Leon Battista Alberti’s De re aedificatoria
AA PhD Open Seminar Series
Ethos is a Greek word that can be roughly translated as ‘character’. Ethos addresses the ethical principles and guiding beliefs of a given society. It is possible to argue that every architectural theory – implicitly or explicitly – addresses the ethos of the historical time in which it is written in the form of architectural principles. Even if, traditionally, architectural theory mainly addresses practical issues – such as problems of construction, design, and ornament – it nevertheless casts a light on the peculiar subjectivity of the period in which is formulated.
This seminar argues that although theories of architecture address how to design and build as well as govern a city, all theories of architecture can be considered political theories, since their precepts address the way space is materially organised and constructed. Treatises and texts on architecture from Vitruvius to Alberti, Vignola to Perrault, and Durand to Venturi will be introduced throughout the course. The seminar aims to investigate how the considered texts can be used as projects for the city.

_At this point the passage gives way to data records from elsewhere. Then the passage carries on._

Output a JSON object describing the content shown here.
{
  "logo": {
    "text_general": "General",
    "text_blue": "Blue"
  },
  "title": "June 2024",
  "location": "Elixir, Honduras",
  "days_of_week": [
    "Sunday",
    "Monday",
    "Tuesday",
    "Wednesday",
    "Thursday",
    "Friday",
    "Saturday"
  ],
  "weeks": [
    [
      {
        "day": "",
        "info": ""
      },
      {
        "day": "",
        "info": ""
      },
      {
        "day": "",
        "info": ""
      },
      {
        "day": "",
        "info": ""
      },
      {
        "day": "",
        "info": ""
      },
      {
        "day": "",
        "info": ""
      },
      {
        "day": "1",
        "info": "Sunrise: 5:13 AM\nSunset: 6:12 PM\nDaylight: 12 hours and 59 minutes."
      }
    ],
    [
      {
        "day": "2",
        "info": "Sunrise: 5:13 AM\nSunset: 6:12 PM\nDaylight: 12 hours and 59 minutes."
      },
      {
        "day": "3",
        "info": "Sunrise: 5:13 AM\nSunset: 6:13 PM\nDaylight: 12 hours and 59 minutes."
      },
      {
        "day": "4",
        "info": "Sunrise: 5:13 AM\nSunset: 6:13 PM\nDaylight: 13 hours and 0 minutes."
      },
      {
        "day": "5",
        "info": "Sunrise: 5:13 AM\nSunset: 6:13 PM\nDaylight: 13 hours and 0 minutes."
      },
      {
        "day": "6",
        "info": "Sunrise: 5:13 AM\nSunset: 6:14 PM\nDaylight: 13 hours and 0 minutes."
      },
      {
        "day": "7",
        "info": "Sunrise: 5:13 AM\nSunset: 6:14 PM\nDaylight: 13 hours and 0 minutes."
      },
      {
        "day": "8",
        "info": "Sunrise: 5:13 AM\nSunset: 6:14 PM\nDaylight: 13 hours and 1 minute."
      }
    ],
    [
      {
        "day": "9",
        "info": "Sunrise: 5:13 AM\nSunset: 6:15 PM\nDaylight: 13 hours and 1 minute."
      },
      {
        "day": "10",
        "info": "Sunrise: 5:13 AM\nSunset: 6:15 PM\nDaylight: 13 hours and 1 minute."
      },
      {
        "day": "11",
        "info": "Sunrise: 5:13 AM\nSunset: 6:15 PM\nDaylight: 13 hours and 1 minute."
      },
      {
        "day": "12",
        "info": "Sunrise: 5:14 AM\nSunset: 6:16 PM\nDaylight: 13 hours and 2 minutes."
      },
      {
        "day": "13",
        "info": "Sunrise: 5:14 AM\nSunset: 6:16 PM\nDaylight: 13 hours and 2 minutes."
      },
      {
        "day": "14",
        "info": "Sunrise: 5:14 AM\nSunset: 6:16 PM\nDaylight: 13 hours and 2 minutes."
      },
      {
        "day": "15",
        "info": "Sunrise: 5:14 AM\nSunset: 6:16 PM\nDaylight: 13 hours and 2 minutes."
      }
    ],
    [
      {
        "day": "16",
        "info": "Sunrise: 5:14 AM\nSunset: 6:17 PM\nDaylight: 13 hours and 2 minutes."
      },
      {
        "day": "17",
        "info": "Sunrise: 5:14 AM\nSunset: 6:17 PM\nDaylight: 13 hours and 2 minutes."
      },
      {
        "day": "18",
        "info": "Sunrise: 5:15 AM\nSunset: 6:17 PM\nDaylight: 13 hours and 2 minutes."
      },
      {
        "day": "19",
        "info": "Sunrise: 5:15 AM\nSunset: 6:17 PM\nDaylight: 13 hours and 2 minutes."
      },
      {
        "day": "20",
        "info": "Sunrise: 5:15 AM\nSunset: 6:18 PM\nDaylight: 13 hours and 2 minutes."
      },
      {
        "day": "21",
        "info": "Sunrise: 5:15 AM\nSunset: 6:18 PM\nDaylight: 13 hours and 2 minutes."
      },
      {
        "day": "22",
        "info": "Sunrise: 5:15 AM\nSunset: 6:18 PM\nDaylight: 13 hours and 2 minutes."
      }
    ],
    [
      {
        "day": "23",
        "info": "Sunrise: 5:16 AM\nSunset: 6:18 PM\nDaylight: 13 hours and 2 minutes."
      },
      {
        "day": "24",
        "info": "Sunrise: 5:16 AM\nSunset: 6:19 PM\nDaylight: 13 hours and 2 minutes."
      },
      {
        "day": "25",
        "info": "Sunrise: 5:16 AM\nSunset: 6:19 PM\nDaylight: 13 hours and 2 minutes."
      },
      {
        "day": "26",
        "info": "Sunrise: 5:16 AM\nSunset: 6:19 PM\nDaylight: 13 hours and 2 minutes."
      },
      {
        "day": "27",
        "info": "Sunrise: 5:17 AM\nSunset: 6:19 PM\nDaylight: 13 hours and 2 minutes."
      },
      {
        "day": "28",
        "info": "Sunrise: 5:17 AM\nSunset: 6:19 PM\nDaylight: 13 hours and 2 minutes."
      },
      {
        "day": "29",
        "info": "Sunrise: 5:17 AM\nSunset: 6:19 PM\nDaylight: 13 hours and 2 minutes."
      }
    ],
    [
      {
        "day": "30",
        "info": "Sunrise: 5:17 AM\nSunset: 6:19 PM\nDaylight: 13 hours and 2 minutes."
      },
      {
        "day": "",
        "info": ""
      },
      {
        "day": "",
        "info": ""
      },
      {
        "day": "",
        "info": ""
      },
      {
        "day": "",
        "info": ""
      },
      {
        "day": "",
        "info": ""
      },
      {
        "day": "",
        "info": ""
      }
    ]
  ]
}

Pier Vittorio Aureli is an architect and educator. His research and projects focuses on the relationship between architectural form, political theory and urban history. Aureli teaches at the Architectural Association in London, and he is Davenport Visiting Professor at the School of Architecture at Yale University. He is the author of many essays and of The Possibility of an Absolute Architecture (2011), The Project of Autonomy: Politics and Architecture Within and Against Architecture (2008). Aureli is co-founder of Dogma, an architectural studio based in Brussels that focuses on the project of the city.